(Records for the task begins)
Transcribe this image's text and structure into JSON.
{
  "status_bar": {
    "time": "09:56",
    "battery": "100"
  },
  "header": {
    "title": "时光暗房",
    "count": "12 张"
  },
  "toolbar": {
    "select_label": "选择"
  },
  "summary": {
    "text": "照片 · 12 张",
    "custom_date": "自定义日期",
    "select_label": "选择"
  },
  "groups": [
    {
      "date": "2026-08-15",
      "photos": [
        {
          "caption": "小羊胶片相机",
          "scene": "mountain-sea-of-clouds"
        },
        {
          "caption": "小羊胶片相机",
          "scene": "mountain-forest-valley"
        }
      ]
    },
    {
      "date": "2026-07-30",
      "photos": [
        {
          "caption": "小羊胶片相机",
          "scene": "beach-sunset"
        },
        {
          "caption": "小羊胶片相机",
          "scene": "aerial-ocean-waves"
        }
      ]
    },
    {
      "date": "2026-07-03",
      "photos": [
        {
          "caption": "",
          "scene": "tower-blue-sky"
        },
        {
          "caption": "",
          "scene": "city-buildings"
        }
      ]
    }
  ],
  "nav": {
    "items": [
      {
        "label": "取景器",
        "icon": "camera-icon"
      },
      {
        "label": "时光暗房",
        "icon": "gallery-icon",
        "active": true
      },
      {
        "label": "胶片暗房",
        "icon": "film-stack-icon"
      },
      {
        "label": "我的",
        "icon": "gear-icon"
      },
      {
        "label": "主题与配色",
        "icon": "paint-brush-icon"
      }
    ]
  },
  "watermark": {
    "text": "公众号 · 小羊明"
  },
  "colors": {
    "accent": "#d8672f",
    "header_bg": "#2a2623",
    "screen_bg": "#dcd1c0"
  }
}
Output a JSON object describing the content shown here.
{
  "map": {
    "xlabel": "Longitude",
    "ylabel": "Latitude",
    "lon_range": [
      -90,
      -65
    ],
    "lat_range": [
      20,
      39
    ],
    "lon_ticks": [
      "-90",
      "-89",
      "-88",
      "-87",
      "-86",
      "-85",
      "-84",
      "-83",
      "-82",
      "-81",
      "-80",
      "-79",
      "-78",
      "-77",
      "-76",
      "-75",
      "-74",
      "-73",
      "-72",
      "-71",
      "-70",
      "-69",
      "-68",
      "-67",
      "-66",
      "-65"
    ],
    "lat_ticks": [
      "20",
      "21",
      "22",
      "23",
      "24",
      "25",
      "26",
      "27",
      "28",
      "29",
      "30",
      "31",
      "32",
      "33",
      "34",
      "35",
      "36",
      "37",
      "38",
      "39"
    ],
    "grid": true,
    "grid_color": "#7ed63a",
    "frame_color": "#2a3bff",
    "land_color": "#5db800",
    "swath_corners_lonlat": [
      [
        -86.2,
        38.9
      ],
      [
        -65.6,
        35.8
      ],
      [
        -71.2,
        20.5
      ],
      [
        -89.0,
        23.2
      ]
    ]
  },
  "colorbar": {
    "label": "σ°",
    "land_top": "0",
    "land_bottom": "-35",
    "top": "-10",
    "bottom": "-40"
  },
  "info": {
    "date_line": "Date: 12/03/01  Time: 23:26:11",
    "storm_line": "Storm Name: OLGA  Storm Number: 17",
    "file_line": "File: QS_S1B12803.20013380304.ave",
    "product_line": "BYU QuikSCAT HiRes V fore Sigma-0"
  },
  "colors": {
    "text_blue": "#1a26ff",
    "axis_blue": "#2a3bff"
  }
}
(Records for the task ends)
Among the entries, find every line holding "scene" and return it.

          "scene": "mountain-sea-of-clouds"
          "scene": "mountain-forest-valley"
          "scene": "beach-sunset"
          "scene": "aerial-ocean-waves"
          "scene": "tower-blue-sky"
          "scene": "city-buildings"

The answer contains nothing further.